A key resource for keeping up with the Dayton business community
1. Review the client website and materials provided by the client, but don't stop there. You need to understand the bigger picture of their industry, competitors, etc. as well as the company.
2. Find the NAICS (industry) code by looking up the industry by keyword at http://www.census.gov/eos/www/naics/ and/or looking up the company in ReferenceUSA. There may be several NAICS and SIC codes listed in ReferenceUSA, with the primary code starred.
3. See if there is a report for the primary industry in IBISWorld. NOTE: IBISWorld uses 5-digit rather than 6-digit NAICS codes. IBISWorld is searchable by NAICS, keyword, or company name.
4. Note the date of the IBISWorld report. While very thorough, if the report is more than a month old or does not have a coronavirus update, it will need to be updated through other sources.
5. IBISWorld reports often list trade associations in the Additional Resources section. These can be a great source of information, especially if your client is a member of these or other organizations. Find out which trade associations your client belongs to and check their websites for resources that are often in a section for members only.
6. Use Mergent Online and Reference USA and the Company Dossier listmaking feature in NexisUni to identify competitors. ReferenceUSA has a handy mapping feature. The Dayton Business Journal includes the Book of Lists; see if there is a list for your client's industry.
7. You are unlikely to be able to find financials for the small, private companies likely to be your client's competitors. Use BizMiner to find benchmark financials for your client's industry. Use Business Source Complete and NexisUni in addition to web searching to find articles about competitors that may include some financial info.

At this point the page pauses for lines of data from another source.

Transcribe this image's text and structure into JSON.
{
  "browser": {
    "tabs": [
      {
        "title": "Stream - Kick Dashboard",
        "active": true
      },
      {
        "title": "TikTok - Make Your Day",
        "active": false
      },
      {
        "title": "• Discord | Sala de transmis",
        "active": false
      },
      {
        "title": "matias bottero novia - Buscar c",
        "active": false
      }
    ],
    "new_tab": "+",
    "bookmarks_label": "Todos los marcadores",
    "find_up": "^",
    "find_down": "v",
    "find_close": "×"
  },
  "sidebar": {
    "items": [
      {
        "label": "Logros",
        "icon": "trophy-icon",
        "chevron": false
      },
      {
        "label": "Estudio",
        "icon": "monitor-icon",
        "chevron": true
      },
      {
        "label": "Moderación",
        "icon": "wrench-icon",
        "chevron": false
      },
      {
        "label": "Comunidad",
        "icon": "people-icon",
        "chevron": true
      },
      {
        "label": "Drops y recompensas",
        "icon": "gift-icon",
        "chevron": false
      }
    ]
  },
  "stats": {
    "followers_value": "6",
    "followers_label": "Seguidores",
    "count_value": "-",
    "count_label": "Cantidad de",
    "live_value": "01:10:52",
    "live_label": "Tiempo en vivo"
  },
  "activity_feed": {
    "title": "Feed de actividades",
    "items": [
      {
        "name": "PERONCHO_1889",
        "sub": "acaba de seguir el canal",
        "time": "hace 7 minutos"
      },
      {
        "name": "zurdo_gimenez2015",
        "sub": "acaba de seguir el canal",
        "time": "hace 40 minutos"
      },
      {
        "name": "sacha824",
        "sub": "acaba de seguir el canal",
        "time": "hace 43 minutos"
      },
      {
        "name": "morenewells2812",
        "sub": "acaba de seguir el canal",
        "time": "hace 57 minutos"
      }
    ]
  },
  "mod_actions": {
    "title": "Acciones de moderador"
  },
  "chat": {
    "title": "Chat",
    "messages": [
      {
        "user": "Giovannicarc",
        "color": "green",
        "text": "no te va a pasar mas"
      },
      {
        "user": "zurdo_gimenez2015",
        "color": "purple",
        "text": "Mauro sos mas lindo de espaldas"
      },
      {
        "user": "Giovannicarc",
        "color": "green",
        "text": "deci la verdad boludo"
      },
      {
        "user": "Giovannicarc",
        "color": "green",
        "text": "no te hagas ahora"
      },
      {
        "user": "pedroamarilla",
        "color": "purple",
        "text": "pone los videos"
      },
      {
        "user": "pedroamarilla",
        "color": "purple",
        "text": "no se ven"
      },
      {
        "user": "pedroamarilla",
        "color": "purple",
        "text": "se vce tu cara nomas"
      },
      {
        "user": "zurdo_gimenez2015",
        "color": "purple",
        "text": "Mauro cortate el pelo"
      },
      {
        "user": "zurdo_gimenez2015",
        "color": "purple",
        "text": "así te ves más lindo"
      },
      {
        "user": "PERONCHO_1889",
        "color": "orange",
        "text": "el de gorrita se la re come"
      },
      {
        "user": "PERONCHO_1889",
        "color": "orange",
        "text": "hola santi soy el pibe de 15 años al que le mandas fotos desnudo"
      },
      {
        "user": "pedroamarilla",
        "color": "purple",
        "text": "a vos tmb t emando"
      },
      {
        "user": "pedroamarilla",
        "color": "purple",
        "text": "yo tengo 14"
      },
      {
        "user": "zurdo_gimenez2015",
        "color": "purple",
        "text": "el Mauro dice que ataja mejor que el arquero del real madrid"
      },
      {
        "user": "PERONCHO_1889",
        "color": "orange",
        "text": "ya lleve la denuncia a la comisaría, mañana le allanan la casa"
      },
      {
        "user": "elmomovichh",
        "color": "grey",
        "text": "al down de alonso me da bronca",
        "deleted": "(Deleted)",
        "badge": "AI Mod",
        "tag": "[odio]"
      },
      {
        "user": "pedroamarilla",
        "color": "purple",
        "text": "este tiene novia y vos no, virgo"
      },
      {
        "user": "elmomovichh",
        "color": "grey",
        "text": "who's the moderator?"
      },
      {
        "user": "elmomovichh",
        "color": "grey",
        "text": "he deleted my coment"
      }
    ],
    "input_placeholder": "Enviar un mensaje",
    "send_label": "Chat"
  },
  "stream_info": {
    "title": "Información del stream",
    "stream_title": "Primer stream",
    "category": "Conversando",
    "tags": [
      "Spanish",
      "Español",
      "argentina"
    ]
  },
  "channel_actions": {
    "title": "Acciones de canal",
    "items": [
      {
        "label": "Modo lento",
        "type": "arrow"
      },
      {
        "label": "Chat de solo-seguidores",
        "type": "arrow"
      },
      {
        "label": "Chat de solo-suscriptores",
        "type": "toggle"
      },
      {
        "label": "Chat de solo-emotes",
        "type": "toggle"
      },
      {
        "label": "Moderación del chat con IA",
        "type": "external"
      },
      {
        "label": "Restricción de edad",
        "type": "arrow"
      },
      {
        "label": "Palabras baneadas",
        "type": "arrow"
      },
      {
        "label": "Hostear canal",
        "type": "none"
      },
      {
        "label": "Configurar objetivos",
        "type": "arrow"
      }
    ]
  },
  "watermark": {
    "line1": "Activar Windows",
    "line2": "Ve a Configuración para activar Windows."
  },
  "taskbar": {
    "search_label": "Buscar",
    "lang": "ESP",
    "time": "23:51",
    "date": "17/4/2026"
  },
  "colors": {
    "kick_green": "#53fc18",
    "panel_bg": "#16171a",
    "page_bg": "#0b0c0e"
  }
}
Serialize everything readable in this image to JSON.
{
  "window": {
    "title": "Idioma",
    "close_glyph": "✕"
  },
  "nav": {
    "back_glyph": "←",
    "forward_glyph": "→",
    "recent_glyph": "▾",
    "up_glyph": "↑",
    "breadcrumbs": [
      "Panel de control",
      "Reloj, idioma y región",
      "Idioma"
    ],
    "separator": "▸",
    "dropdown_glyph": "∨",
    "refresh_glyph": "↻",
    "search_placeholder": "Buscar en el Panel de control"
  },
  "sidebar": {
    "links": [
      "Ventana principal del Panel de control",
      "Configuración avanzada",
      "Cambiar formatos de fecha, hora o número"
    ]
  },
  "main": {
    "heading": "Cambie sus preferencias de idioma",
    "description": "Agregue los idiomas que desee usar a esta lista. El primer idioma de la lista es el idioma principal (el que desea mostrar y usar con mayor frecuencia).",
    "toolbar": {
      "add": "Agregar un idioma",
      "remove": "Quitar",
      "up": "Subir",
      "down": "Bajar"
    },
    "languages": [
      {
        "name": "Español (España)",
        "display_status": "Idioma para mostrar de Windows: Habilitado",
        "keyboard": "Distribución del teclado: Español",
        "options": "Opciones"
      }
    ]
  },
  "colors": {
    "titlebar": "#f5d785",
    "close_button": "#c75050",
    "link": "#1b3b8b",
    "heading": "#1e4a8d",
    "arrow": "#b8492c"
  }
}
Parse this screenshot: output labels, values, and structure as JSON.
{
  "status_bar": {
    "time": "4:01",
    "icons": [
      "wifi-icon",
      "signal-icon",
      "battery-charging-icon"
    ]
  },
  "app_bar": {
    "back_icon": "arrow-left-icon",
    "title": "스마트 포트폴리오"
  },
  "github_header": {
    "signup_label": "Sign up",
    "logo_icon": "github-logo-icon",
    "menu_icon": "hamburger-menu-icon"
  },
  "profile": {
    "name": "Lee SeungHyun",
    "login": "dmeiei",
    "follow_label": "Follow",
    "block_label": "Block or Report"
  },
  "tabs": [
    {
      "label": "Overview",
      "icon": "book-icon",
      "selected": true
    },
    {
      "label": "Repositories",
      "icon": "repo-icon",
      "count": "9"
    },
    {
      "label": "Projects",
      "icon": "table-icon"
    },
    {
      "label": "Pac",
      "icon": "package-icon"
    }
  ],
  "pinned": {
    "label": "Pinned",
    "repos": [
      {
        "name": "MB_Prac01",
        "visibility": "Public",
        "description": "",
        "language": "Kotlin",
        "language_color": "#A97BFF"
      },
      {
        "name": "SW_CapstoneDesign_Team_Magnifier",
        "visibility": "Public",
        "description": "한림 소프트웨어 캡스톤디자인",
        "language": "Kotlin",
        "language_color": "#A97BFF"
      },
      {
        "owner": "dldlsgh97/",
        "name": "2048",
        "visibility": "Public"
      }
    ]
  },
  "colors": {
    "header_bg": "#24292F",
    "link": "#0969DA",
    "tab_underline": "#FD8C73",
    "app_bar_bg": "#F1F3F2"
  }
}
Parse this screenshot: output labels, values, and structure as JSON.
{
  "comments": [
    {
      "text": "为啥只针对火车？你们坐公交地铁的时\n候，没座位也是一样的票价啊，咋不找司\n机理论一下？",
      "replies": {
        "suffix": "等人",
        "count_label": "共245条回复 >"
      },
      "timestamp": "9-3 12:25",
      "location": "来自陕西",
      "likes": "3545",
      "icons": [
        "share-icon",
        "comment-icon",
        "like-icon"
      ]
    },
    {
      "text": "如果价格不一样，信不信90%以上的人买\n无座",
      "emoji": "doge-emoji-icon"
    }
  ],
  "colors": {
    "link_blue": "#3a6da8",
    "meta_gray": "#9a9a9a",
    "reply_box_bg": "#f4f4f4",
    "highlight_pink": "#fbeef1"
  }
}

8. Keep track of where you find information and cite it in your report, so your client knows where it came from in case they want to see it for themself.